Travel Planning: Fall in Asia
Review: LAX Star Alliance Lounge
Review: Singapore Airlines Suites Class LAX - NRT
Review: Park Hyatt Tokyo
Recap: Time in Tokyo
Review: HND JAL First Class Lounge
Review: JAL Business Class HND - GMP
Review: IP Boutique Hotel Seoul
Recap: Time in Seoul
Review: ICN Cathay Pacific Lounge
Review: Cathay Pacific Business Class ICN - HKG
Review: Hyatt Regency Tsim Sha Tsui
Recap: Time in Hong Kong
Review: HKG Cathay Pacific “The Wing” First Class Lounge
Review: Cathay Pacific First Class HKG - SFO
First, a little background on the (very special) IP Boutique Hotel in Seoul...
As you will remember, we chose to stay at the Park Hyatt in Tokyo. By we, I mean Chris. He was dead set on staying at the Park Hyatt, but I was just not willing to pay for half of the stay (it's exorbitantly expensive). Unfazed, Chris decided that since we had three nights in Tokyo and three in Seoul, I could pay for the Seoul hotel and he would pay for Tokyo. As long as he could stay at the Park Hyatt, I was free to choose literally any hotel in Seoul. Even a hostel. I accepted the challenge and found the best hotel I could under $200 a night - enter: the IP Boutique Hotel.
Online, the hotel looked quirky and kind of fun. The rooms are decorated in a very interesting way. Admittedly, the design wasn't quite what we were used to, but I thought it could be fun. After combing through Trip Advisor and Hotels.com reviews, I decided it was at least decent, so I booked it. After finding a 15% off coupon for Hotels.com (seriously, always Google for a coupon code before booking ANYTHING), I ended up paying $158/night for 3 nights. I was satisfied.
We arrived at the hotel around 8 PM after our flight in to GMP. Traffic was absolutely insane and it took almost two hours for us to get from the airport (which is much closer to the heart of Seoul than ICN) to the hotel. The hotel is located in Itaewon, which is an area of Seoul known for having a lot of expats, which we figured meant we could find some different food and some English speakers. We actually liked the area a lot. It was lively and had a ton of choices for restaurants, bars, and shops. The hotel was also about a 5-10 minute walk from Itaewon Station, which was super convenient for getting around the city.
Your first impression (and your last impression) of the hotel will be almost an assault of color and odd design choices. Coming from the Park Hyatt, we literally could not have found something more different. Gone was understated, muted luxury. It was replaced with rainbow colors, white leather, and glass and mirrors. So much glass and so many mirrors.
The lobby was something.

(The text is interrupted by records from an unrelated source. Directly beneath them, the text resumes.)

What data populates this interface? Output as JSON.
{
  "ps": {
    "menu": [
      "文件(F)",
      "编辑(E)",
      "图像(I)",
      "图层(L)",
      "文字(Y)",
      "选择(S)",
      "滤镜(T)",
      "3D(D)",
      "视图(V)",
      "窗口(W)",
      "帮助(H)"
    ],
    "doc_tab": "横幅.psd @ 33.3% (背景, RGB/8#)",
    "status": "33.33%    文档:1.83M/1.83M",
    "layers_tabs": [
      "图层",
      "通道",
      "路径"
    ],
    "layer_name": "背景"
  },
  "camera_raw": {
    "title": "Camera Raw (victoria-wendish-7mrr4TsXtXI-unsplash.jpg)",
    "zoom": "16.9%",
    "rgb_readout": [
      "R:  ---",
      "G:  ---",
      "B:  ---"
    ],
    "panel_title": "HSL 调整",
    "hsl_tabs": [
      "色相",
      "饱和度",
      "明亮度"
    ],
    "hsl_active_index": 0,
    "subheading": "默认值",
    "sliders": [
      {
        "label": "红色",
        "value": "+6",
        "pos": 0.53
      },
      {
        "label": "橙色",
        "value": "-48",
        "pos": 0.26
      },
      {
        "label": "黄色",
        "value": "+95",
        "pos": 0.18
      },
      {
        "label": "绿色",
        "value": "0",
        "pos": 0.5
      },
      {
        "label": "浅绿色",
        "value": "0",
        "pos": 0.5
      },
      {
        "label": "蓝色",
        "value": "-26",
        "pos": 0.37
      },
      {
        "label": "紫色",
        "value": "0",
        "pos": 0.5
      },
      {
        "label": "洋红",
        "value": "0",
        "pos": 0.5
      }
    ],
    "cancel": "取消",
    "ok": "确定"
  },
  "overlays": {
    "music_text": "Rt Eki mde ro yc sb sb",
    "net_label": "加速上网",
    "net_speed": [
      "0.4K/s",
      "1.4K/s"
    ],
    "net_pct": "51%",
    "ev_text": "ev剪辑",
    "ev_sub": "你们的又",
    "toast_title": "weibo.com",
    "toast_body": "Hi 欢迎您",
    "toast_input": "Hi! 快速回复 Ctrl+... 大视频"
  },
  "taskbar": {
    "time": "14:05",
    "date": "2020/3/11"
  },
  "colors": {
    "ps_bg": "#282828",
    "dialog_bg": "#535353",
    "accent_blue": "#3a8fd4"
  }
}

It had several hanging swings along the side of one wall, a lot of mirrors, and various pieces of funky artwork. After such a long taxi ride from the airport, we were pleased that check in was very easy. The front desk agents spoke English and processed us quickly. Somehow (I have no idea how), we had even been upgraded to a suite.
We took the elevator up to the third floor (which had a bit of a funny smell) and were greeted with a dark hallway. We made it to our room and were met with some combination of sterile, yet rainbow decor (if that exists). The furniture was all completely white. The chair and sofa in the living room were white leather. All of the furniture in the bedroom was white. The color was on the floor and in the accents around the room. Bright red carpet, a giant strawberry decal on the wall over the bed, a rainbow comforter.
It was really quite something.
After getting over the initial shock of the decor, the hotel really is completely functional and wasn't bad at all. For the price, you really couldn't beat it and it had everything we needed. The hotel offers free wifi, which is awesome, and the room has everything you would need. We had a safe, two TVs, a closet, a desk, a nice bathroom and there was also a coffee maker, free water bottles, and a minibar.
The bathroom was one for the books. It's just glass and mirrors. Luckily, the glass is frosted, but not all the way up or down. The glass also doesn't extend all the way to the ceiling. This means that the bathroom is not enclosed. At all. This means that "bathroom sounds" can be heard with absolutely no effort whatsoever by anyone sitting in the bedroom.
You'll want to be very secure with the person you're staying in this room with. The bathroom leaves almost nothing to the imagination and I was certainly not prepared for it.
That being said, it was still nice. We had a large tub, the shower had a nice rain shower head, and the toilet was Japanese, so it had all the bells and whistles you could ever need.
At the end of the day, we had a decent place to stay and it was cheap. Would I stay here again? Probably not. It was a bit too weird for my taste and I probably would just bite the bullet and spend a bit more if I ever find myself back in Seoul. However, it honestly wasn't bad and if you're okay with funky decor and an exposed bathroom experience, go for it - the location was great, the hotel was clean and the wifi was free.
Just a twenty-something with a full-time job and a full-time obsession with traveling. It's best to LiveTraveled.